Academically, well we made a big change this year, i.e. we added six faculty members to our staff. But if you look around at the staff that is here, now in the Mathematics Department, that is pretty well the staff that is going to be here all through the 80's. Most of our staff are tenured and almost everybody else is on the tenure track. The only possible change, likely change, will be that the positions now that are visiting may go to statistics permanently, something that is the process of being negotiated, something the department has wanted to do for a long time, tried over several years to build in statistics, that may happen.

One other possibility, going along with what I said earlier, there may be enough pressure to add someone in math education at some stage. But, except for those two possibilities, I don't see any change in the complex of our department. I don't think it's necessary. I think it's a very nice department and we can offer a well-balanced program. But there will be no new horizons or new directions.

I guess the last thing I want to say is a little bit about what I think about the quality of life of the TA's. The one item I always thought was one of the most devastating was the calendar. I don't see that's going to change at all. I worked my hardest to somehow find a way to lengthen the fall semester. There are too many vested interests on campus--that's not going to be possible. Physically, the situation is: we're going to be overcrowded, we going to continue to be overcrowded for a period of time, but when you consider that in the Maxwell School the full professors are sharing two to an office, it's not likely that we can get help other than what we can do for ourselves as far as getting a better situation for our graduate students in terms of physical setting.

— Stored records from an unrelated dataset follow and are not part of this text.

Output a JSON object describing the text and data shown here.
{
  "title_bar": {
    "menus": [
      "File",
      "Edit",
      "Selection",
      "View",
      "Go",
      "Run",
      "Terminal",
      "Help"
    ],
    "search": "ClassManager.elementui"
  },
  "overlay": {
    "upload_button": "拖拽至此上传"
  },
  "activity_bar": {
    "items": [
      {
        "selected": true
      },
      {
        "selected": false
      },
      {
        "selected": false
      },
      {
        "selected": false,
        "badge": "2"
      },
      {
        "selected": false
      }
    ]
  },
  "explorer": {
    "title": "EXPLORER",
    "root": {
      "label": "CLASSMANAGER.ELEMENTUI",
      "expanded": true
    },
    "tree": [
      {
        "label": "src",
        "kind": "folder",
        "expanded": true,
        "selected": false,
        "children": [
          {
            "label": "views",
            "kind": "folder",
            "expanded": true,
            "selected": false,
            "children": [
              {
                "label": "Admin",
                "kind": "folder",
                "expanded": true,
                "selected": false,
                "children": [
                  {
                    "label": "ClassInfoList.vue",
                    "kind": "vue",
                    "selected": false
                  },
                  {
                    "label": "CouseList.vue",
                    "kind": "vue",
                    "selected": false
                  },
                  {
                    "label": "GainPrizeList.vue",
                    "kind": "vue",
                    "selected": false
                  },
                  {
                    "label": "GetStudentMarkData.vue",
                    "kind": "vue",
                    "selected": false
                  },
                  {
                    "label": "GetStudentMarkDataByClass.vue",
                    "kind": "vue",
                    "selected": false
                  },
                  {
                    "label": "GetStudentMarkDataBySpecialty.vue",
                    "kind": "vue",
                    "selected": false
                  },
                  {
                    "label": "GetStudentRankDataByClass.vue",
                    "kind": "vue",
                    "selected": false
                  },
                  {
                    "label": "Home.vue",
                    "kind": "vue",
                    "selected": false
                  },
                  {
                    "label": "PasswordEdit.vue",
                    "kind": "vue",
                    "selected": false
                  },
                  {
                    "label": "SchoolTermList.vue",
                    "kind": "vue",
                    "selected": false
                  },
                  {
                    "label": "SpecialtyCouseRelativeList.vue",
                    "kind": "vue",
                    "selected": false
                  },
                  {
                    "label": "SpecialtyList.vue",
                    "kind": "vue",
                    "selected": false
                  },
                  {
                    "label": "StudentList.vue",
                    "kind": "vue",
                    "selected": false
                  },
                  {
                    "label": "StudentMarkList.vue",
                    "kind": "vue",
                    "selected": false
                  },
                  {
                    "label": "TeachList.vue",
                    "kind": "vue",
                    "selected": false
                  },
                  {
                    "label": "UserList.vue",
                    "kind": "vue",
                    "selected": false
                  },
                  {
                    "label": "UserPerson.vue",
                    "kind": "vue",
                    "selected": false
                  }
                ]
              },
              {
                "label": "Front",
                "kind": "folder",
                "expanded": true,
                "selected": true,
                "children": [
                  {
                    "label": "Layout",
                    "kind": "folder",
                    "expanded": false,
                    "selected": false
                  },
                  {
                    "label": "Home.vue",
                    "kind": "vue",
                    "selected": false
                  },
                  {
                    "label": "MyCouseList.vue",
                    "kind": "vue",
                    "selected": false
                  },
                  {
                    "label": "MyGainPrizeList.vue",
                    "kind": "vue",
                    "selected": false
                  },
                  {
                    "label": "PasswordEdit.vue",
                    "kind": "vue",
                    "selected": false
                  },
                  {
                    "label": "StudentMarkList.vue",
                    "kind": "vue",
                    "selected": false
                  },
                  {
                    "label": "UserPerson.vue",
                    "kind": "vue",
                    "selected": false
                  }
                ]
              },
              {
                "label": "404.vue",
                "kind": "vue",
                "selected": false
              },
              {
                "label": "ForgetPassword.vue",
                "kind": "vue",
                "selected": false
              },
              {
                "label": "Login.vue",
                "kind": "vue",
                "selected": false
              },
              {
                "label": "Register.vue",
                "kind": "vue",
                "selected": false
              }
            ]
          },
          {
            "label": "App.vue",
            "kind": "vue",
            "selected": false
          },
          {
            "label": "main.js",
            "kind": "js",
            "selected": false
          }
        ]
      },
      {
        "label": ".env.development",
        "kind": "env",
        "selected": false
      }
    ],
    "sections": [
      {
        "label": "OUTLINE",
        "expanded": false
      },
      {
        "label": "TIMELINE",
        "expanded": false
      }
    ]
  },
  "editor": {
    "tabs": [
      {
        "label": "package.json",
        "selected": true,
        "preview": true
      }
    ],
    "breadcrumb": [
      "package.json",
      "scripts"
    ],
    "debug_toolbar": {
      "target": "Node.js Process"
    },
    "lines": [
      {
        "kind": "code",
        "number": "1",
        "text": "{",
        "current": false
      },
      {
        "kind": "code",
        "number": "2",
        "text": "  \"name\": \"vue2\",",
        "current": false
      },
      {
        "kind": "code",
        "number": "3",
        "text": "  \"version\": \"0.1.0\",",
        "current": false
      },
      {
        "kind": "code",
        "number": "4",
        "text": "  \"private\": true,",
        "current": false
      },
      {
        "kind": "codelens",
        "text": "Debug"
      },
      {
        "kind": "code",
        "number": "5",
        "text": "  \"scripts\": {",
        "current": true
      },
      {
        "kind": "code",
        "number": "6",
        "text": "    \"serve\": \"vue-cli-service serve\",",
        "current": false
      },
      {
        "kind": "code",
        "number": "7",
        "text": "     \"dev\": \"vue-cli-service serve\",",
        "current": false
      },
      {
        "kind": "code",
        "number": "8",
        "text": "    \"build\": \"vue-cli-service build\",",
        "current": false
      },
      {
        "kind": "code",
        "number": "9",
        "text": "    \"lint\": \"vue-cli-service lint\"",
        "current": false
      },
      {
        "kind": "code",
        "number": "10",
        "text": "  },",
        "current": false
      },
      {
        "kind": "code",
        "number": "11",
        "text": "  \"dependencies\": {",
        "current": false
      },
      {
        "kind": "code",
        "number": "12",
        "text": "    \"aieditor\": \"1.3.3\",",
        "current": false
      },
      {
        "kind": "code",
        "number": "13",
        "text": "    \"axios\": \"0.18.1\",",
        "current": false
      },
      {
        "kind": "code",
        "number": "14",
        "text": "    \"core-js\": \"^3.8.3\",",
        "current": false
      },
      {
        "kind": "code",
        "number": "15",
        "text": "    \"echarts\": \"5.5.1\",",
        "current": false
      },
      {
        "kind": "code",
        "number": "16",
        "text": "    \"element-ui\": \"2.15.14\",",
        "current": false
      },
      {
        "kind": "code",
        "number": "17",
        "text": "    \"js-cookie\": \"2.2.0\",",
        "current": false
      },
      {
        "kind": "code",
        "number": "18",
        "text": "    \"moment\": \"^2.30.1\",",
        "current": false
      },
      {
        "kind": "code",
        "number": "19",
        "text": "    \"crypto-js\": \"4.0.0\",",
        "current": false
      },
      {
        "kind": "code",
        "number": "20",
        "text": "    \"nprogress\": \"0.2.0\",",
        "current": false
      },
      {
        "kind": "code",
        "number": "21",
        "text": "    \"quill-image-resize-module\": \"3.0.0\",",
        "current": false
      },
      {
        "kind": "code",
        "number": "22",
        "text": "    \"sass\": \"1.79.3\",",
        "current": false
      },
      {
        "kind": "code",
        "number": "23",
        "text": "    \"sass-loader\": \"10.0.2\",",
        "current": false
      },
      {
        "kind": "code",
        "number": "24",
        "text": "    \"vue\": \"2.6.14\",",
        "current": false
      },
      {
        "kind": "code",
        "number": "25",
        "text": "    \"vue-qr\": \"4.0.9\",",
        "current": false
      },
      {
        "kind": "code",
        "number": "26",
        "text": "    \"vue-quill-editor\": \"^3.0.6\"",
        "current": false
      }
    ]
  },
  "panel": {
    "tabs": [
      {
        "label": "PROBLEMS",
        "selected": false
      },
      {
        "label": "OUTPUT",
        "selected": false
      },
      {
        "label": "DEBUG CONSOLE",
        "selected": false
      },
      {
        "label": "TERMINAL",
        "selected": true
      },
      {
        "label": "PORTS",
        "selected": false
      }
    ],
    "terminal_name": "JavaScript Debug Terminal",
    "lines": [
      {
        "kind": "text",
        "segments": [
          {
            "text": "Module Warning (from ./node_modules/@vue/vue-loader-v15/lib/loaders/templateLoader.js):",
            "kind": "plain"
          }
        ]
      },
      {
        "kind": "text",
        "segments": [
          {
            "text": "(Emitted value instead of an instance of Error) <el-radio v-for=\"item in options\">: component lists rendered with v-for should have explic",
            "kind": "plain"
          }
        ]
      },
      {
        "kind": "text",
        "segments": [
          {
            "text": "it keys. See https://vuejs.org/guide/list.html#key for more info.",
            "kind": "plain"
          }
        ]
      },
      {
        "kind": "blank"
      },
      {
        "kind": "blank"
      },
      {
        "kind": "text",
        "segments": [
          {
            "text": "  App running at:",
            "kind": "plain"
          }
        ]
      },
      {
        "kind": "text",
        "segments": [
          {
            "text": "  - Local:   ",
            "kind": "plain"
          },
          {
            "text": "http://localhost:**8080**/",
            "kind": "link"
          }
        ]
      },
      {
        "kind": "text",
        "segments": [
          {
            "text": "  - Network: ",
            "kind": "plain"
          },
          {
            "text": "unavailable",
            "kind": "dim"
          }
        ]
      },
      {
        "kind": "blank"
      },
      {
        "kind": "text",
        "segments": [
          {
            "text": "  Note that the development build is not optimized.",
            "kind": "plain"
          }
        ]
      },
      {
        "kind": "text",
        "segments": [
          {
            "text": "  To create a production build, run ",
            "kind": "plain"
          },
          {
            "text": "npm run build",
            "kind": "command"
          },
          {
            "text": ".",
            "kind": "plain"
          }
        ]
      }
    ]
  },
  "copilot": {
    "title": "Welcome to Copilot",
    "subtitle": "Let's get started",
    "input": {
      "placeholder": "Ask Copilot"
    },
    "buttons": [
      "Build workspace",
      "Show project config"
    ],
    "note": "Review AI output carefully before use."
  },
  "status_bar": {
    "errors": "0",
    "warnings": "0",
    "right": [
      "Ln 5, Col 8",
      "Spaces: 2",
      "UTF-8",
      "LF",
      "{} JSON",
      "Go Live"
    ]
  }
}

But there are perhaps a few things we can do. I'm hoping that I can do something about the fourth floor. Take advantage of the increased enrollments to do some reconstruction up there. These small seminar rooms, if they work, can get us through the tight years when we're really hitting 5500 or 5600, could then be perhaps converted to graduate student offices when we go back down to 5100 or something comfortable like that.

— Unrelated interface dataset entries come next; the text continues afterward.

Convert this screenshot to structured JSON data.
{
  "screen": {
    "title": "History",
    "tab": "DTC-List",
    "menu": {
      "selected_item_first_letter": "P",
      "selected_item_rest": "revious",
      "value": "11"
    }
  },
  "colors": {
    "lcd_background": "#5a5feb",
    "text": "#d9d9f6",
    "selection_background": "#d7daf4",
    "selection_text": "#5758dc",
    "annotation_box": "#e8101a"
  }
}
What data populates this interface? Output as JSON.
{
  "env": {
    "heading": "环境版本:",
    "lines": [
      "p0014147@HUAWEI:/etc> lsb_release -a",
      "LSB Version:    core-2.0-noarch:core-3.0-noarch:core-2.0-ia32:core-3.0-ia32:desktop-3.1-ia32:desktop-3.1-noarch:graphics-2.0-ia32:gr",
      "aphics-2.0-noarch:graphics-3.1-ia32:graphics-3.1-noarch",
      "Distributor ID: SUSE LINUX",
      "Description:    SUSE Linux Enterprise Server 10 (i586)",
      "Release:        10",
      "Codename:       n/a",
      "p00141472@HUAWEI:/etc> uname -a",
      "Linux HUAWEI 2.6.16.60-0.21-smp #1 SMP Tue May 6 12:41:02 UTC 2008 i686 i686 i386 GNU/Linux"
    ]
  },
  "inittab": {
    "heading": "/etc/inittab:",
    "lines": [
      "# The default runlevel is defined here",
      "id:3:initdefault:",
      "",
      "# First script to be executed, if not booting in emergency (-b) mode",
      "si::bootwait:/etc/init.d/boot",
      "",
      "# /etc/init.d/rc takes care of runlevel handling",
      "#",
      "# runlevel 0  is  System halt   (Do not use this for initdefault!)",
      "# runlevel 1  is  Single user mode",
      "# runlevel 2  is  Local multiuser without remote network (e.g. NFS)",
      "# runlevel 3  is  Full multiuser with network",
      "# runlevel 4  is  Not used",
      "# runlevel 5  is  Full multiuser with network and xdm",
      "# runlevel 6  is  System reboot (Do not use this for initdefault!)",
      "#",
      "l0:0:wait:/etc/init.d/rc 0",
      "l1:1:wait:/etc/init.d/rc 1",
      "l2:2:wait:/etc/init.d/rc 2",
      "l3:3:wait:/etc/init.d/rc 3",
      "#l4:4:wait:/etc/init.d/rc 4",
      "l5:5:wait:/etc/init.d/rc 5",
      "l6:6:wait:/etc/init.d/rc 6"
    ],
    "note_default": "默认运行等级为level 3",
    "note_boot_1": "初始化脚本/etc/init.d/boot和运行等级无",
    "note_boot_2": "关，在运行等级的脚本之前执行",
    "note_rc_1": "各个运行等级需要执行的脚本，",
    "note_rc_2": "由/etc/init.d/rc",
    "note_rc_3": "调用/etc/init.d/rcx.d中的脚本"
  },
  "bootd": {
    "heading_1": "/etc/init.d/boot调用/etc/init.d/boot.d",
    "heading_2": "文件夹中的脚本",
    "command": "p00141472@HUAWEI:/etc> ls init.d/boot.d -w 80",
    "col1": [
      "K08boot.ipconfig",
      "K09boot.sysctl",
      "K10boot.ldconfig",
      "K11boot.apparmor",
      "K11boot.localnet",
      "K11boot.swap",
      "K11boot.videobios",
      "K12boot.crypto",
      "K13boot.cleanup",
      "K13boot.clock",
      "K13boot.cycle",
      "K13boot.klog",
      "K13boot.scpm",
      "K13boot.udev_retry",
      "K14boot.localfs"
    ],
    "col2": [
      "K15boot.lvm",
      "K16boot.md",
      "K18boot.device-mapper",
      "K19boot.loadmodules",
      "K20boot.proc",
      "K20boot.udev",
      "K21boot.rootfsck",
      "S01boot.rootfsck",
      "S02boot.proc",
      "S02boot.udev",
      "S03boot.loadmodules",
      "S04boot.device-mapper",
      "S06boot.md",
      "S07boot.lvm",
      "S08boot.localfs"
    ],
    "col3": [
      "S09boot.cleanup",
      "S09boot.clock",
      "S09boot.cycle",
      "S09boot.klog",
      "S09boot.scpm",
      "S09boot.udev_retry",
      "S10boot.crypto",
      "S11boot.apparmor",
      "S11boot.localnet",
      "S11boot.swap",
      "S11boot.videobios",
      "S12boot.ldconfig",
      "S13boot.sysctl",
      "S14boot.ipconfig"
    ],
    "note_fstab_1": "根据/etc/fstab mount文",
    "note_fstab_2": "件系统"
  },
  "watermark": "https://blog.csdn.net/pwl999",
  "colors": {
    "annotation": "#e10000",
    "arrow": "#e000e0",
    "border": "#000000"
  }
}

There are two things that I would like to do. Actually I probably won't have much chance myself, except to get them started: One of them is to try to improve the summer program for graduate students: they have six hours of tuition and it would be nice if they had a bigger selection of courses and nicer things to do in the summer. As a result of our fine record for the summer school of teaching lots of students for very little money, they are willing to consider putting in a few courses that are losers, losers from their point of view. The fact that we would have a faculty member lecturing, that would be a course consisting mostly of students who are on remitted tuition and therefore pay nothing. So I think that we can do a little bit along those lines and if we improve it a little bit each summer, we might actually end up having a nice summer program for you. Summer support was adequate last year; everybody got something who wanted something.

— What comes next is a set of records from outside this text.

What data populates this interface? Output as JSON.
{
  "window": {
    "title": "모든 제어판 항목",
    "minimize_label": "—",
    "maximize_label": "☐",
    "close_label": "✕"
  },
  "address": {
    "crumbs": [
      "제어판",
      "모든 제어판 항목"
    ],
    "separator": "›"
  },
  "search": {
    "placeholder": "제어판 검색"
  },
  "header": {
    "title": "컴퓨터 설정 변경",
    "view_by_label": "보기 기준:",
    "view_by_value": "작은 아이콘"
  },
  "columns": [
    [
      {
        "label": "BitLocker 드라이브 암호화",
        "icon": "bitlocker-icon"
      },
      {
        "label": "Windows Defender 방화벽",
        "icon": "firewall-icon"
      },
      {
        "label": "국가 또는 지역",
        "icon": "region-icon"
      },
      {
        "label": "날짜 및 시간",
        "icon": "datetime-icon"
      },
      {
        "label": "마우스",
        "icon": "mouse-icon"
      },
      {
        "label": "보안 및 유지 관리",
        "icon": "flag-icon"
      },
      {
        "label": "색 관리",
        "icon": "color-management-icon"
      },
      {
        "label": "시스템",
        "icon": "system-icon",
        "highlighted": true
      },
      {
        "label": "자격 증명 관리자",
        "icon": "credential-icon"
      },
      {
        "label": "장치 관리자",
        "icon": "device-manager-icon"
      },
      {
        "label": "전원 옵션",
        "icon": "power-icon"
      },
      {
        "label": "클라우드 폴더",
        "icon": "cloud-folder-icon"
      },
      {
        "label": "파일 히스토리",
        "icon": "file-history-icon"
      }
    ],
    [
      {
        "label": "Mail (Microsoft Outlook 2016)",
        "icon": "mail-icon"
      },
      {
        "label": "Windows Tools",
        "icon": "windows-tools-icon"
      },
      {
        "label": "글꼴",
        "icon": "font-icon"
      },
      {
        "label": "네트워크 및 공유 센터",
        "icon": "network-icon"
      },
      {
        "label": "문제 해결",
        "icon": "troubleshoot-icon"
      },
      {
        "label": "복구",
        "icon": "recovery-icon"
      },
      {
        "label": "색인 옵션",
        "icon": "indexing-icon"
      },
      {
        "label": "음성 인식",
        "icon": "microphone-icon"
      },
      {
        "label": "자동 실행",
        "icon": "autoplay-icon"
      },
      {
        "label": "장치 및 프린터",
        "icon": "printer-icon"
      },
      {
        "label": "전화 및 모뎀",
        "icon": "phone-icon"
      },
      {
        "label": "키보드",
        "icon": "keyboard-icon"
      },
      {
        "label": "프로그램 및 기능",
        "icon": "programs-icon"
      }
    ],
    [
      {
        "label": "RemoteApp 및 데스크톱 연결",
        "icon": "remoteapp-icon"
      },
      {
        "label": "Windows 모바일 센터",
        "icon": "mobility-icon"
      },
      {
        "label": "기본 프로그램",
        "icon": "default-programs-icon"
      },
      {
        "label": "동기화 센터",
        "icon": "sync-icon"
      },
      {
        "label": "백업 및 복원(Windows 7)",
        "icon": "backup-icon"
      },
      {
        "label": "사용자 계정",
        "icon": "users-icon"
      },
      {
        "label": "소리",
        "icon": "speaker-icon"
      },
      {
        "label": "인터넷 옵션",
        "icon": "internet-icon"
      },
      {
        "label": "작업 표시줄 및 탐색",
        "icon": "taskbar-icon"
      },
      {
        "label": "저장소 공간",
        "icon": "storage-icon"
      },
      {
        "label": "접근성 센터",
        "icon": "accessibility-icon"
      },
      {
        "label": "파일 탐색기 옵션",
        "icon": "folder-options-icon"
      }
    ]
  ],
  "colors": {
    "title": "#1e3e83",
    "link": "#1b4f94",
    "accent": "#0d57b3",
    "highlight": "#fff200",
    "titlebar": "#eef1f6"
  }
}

And the one last item, and then I guess we really have to get out of here: It is possible that we may get some work-study money for the graduate students? You may all be asked again to fill out the forms that they ask for. And I have a promise from the Dean -- he's never reneged on a promise -- that every cent that we would get that way would go to the Department. And it would not go as part of any of the allocations that the Department normally gets, because it's something you can't count on from year to year. And he agrees that it would be very reasonable and fine to say that all this money would go to improving the quality of life of the graduate students: more summer stipends, if that's warranted, perhaps new furniture for the graduate student offices, because God knows there is no other way to get funds for things like that. So, if money does come, then I think that the MGO would be involved in some idea of what the graduate students ...[My tape runs out here; it is almost at the end of this talk.].

As one who experienced those times, I found my tape of Jack Graver's talk in September 1981 interesting and prescient. Typed February 2002. Phil Church